Annual ultrasound examination plus a blood tests to detect CA-125, a biologic tumor marker, may be adequate to detect early-stage Ovarian cancer in women at increased genetic risk, according to UK researchers.
The two cancer screening methods are “ineffective in detecting tumors at a sufficiently early stage to influence prognosis,” Dr. Diane Sterling of Western General Hospital, Edinburgh and colleagues report in the Journal of Clinical Oncology.
The team came to this conclusion after examining data for 1,110 women with an increased risk of Ovarian cancer who were screened between 1991 and 2004. Of these subjects, 553 had a 4-percent to 10-percent lifetime Ovarian cancer risk and were deemed to be at moderate risk. The remaining 557 had a greater than 10-percent lifetime risk and were classified as high risk.

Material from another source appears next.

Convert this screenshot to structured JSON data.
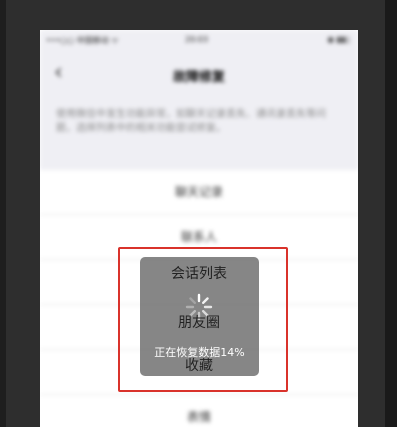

Overall, 12 invasive and one borderline ovarian malignancy developed in the group. Ten of these tumors were detected at screening.
Of the other three, one was found when the patient underwent surgical removal of the ovaries two months after normal screening results. The other two women developed symptoms within 12 months after normal screening results. Twenty-nine women underwent diagnostic surgery, but were not found to have Ovarian cancer.
Based on the findings, the researchers conclude that “the performance of ultrasound does not satisfy the World Health Organization screening standards.”
In addition, this combination screening approach “has a particularly high false-positive rate in premenopausal women, leading to unnecessary surgical intervention,” the researchers note.
However, in an accompanying editorial, Dr. Ian Jacobs of University College, London finds the study methodologically flawed. The researchers’ results may be correct, he points out, “but it is not possible to reach this conclusion from the data they have presented.”
In light of this and other studies in the medical literature, he stresses the “need for well-designed, rigorously conducted and properly funded…trials of Ovarian cancer screening.”
SOURCE: Journal of Clinical Oncology, August 20, 2005.
Revision date: June 18, 2011
Last revised: by Andrew G. Epstein, M.D.